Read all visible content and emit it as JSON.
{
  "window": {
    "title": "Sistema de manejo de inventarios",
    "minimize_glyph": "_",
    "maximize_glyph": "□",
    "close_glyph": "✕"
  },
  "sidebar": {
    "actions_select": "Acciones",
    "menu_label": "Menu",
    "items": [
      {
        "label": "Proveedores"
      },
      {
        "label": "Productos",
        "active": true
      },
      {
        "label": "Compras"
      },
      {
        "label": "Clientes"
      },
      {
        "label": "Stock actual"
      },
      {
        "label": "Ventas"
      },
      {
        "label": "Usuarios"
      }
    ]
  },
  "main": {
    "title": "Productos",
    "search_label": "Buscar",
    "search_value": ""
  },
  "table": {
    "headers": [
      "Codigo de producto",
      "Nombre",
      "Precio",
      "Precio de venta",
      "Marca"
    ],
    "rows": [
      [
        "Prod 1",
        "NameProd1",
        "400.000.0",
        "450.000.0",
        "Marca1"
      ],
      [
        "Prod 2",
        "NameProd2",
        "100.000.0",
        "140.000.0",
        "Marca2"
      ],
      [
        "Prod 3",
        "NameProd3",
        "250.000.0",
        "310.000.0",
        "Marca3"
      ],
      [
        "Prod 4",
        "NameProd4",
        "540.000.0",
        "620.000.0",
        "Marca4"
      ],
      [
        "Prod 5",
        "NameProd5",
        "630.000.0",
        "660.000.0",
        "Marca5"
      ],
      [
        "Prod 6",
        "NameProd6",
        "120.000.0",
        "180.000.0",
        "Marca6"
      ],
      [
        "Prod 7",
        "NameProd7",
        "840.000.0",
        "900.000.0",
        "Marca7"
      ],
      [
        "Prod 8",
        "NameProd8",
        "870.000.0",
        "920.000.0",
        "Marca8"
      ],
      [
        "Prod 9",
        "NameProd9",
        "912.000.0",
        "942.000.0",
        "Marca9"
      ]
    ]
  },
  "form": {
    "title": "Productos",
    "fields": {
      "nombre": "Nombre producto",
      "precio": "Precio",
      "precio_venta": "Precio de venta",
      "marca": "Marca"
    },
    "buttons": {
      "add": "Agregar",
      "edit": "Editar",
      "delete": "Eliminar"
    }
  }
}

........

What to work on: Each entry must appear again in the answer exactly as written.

Response below:
Read all visible content and emit it as JSON.
{
  "window": {
    "title": "Sistema de manejo de inventarios",
    "minimize_glyph": "_",
    "maximize_glyph": "□",
    "close_glyph": "✕"
  },
  "sidebar": {
    "actions_select": "Acciones",
    "menu_label": "Menu",
    "items": [
      {
        "label": "Proveedores"
      },
      {
        "label": "Productos",
        "active": true
      },
      {
        "label": "Compras"
      },
      {
        "label": "Clientes"
      },
      {
        "label": "Stock actual"
      },
      {
        "label": "Ventas"
      },
      {
        "label": "Usuarios"
      }
    ]
  },
  "main": {
    "title": "Productos",
    "search_label": "Buscar",
    "search_value": ""
  },
  "table": {
    "headers": [
      "Codigo de producto",
      "Nombre",
      "Precio",
      "Precio de venta",
      "Marca"
    ],
    "rows": [
      [
        "Prod 1",
        "NameProd1",
        "400.000.0",
        "450.000.0",
        "Marca1"
      ],
      [
        "Prod 2",
        "NameProd2",
        "100.000.0",
        "140.000.0",
        "Marca2"
      ],
      [
        "Prod 3",
        "NameProd3",
        "250.000.0",
        "310.000.0",
        "Marca3"
      ],
      [
        "Prod 4",
        "NameProd4",
        "540.000.0",
        "620.000.0",
        "Marca4"
      ],
      [
        "Prod 5",
        "NameProd5",
        "630.000.0",
        "660.000.0",
        "Marca5"
      ],
      [
        "Prod 6",
        "NameProd6",
        "120.000.0",
        "180.000.0",
        "Marca6"
      ],
      [
        "Prod 7",
        "NameProd7",
        "840.000.0",
        "900.000.0",
        "Marca7"
      ],
      [
        "Prod 8",
        "NameProd8",
        "870.000.0",
        "920.000.0",
        "Marca8"
      ],
      [
        "Prod 9",
        "NameProd9",
        "912.000.0",
        "942.000.0",
        "Marca9"
      ]
    ]
  },
  "form": {
    "title": "Productos",
    "fields": {
      "nombre": "Nombre producto",
      "precio": "Precio",
      "precio_venta": "Precio de venta",
      "marca": "Marca"
    },
    "buttons": {
      "add": "Agregar",
      "edit": "Editar",
      "delete": "Eliminar"
    }
  }
}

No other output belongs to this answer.